All the data should be repeated exactly. Any image in it is left out.

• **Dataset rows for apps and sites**

Segment Open

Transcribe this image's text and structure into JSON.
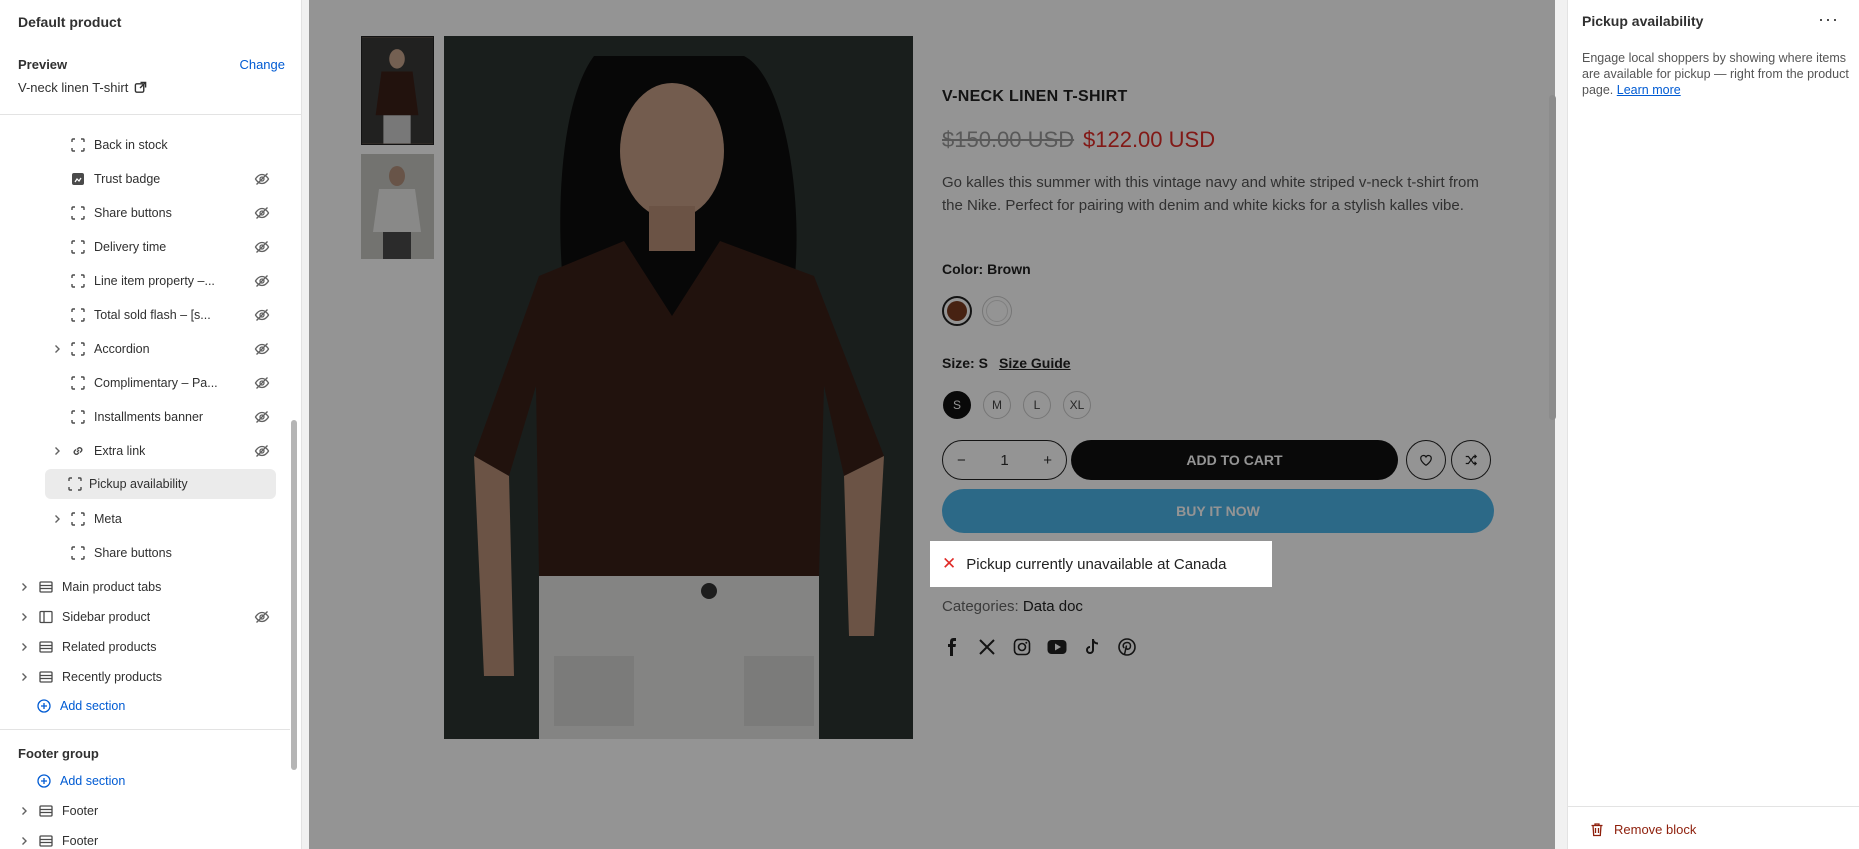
{
  "sidebar": {
    "title": "Default product",
    "preview_label": "Preview",
    "change_label": "Change",
    "product_name": "V-neck linen T-shirt",
    "blocks": [
      {
        "label": "Back in stock",
        "icon": "block-icon",
        "hidden": false
      },
      {
        "label": "Trust badge",
        "icon": "image-block-icon",
        "hidden": true
      },
      {
        "label": "Share buttons",
        "icon": "block-icon",
        "hidden": true
      },
      {
        "label": "Delivery time",
        "icon": "block-icon",
        "hidden": true
      },
      {
        "label": "Line item property –...",
        "icon": "block-icon",
        "hidden": true
      },
      {
        "label": "Total sold flash – [s...",
        "icon": "block-icon",
        "hidden": true
      },
      {
        "label": "Accordion",
        "icon": "block-icon",
        "hidden": true
      },
      {
        "label": "Complimentary – Pa...",
        "icon": "block-icon",
        "hidden": true
      },
      {
        "label": "Installments banner",
        "icon": "block-icon",
        "hidden": true
      },
      {
        "label": "Extra link",
        "icon": "link-icon",
        "hidden": true
      },
      {
        "label": "Pickup availability",
        "icon": "block-icon",
        "hidden": false
      },
      {
        "label": "Meta",
        "icon": "block-icon",
        "hidden": false
      },
      {
        "label": "Share buttons",
        "icon": "block-icon",
        "hidden": false
      }
    ],
    "sections": [
      {
        "label": "Main product tabs",
        "hidden": false
      },
      {
        "label": "Sidebar product",
        "hidden": true
      },
      {
        "label": "Related products",
        "hidden": false
      },
      {
        "label": "Recently products",
        "hidden": false
      }
    ],
    "add_section": "Add section",
    "footer_group": "Footer group",
    "footer_add_section": "Add section",
    "footer_items": [
      "Footer",
      "Footer"
    ]
  },
  "product": {
    "title": "V-NECK LINEN T-SHIRT",
    "old_price": "$150.00 USD",
    "new_price": "$122.00 USD",
    "description": "Go kalles this summer with this vintage navy and white striped v-neck t-shirt from the Nike. Perfect for pairing with denim and white kicks for a stylish kalles vibe.",
    "color_label": "Color: Brown",
    "swatches": [
      "#7a3b1f",
      "#ffffff"
    ],
    "size_label": "Size: S",
    "size_guide": "Size Guide",
    "sizes": [
      "S",
      "M",
      "L",
      "XL"
    ],
    "selected_size": "S",
    "quantity": "1",
    "qty_minus": "−",
    "qty_plus": "+",
    "add_to_cart": "ADD TO CART",
    "buy_now": "BUY IT NOW",
    "pickup_text": "Pickup currently unavailable at Canada",
    "pickup_icon": "✕",
    "categories_label": "Categories:",
    "categories_value": "Data doc",
    "socials": [
      "facebook-icon",
      "x-icon",
      "instagram-icon",
      "youtube-icon",
      "tiktok-icon",
      "pinterest-icon"
    ]
  },
  "right_panel": {
    "title": "Pickup availability",
    "more": "···",
    "description": "Engage local shoppers by showing where items are available for pickup — right from the product page.",
    "learn_more": "Learn more",
    "remove_block": "Remove block"
  },
  "colors": {
    "accent_blue": "#005bd3",
    "buy_now": "#4db5e9",
    "sale_red": "#e02b27",
    "remove_red": "#8e1f0b"
  }
}
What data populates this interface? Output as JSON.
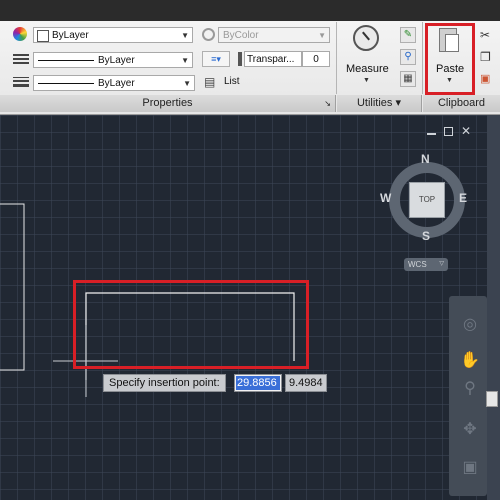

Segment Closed

• **Expected output**
Transcribe this image's text and structure into JSON.
{
  "sidebar": {
    "title": "Default product",
    "preview_label": "Preview",
    "change_label": "Change",
    "product_name": "V-neck linen T-shirt",
    "blocks": [
      {
        "label": "Back in stock",
        "icon": "block-icon",
        "hidden": false
      },
      {
        "label": "Trust badge",
        "icon": "image-block-icon",
        "hidden": true
      },
      {
        "label": "Share buttons",
        "icon": "block-icon",
        "hidden": true
      },
      {
        "label": "Delivery time",
        "icon": "block-icon",
        "hidden": true
      },
      {
        "label": "Line item property –...",
        "icon": "block-icon",
        "hidden": true
      },
      {
        "label": "Total sold flash – [s...",
        "icon": "block-icon",
        "hidden": true
      },
      {
        "label": "Accordion",
        "icon": "block-icon",
        "hidden": true
      },
      {
        "label": "Complimentary – Pa...",
        "icon": "block-icon",
        "hidden": true
      },
      {
        "label": "Installments banner",
        "icon": "block-icon",
        "hidden": true
      },
      {
        "label": "Extra link",
        "icon": "link-icon",
        "hidden": true
      },
      {
        "label": "Pickup availability",
        "icon": "block-icon",
        "hidden": false
      },
      {
        "label": "Meta",
        "icon": "block-icon",
        "hidden": false
      },
      {
        "label": "Share buttons",
        "icon": "block-icon",
        "hidden": false
      }
    ],
    "sections": [
      {
        "label": "Main product tabs",
        "hidden": false
      },
      {
        "label": "Sidebar product",
        "hidden": true
      },
      {
        "label": "Related products",
        "hidden": false
      },
      {
        "label": "Recently products",
        "hidden": false
      }
    ],
    "add_section": "Add section",
    "footer_group": "Footer group",
    "footer_add_section": "Add section",
    "footer_items": [
      "Footer",
      "Footer"
    ]
  },
  "product": {
    "title": "V-NECK LINEN T-SHIRT",
    "old_price": "$150.00 USD",
    "new_price": "$122.00 USD",
    "description": "Go kalles this summer with this vintage navy and white striped v-neck t-shirt from the Nike. Perfect for pairing with denim and white kicks for a stylish kalles vibe.",
    "color_label": "Color: Brown",
    "swatches": [
      "#7a3b1f",
      "#ffffff"
    ],
    "size_label": "Size: S",
    "size_guide": "Size Guide",
    "sizes": [
      "S",
      "M",
      "L",
      "XL"
    ],
    "selected_size": "S",
    "quantity": "1",
    "qty_minus": "−",
    "qty_plus": "+",
    "add_to_cart": "ADD TO CART",
    "buy_now": "BUY IT NOW",
    "pickup_text": "Pickup currently unavailable at Canada",
    "pickup_icon": "✕",
    "categories_label": "Categories:",
    "categories_value": "Data doc",
    "socials": [
      "facebook-icon",
      "x-icon",
      "instagram-icon",
      "youtube-icon",
      "tiktok-icon",
      "pinterest-icon"
    ]
  },
  "right_panel": {
    "title": "Pickup availability",
    "more": "···",
    "description": "Engage local shoppers by showing where items are available for pickup — right from the product page.",
    "learn_more": "Learn more",
    "remove_block": "Remove block"
  },
  "colors": {
    "accent_blue": "#005bd3",
    "buy_now": "#4db5e9",
    "sale_red": "#e02b27",
    "remove_red": "#8e1f0b"
  }
}
What data populates this interface? Output as JSON.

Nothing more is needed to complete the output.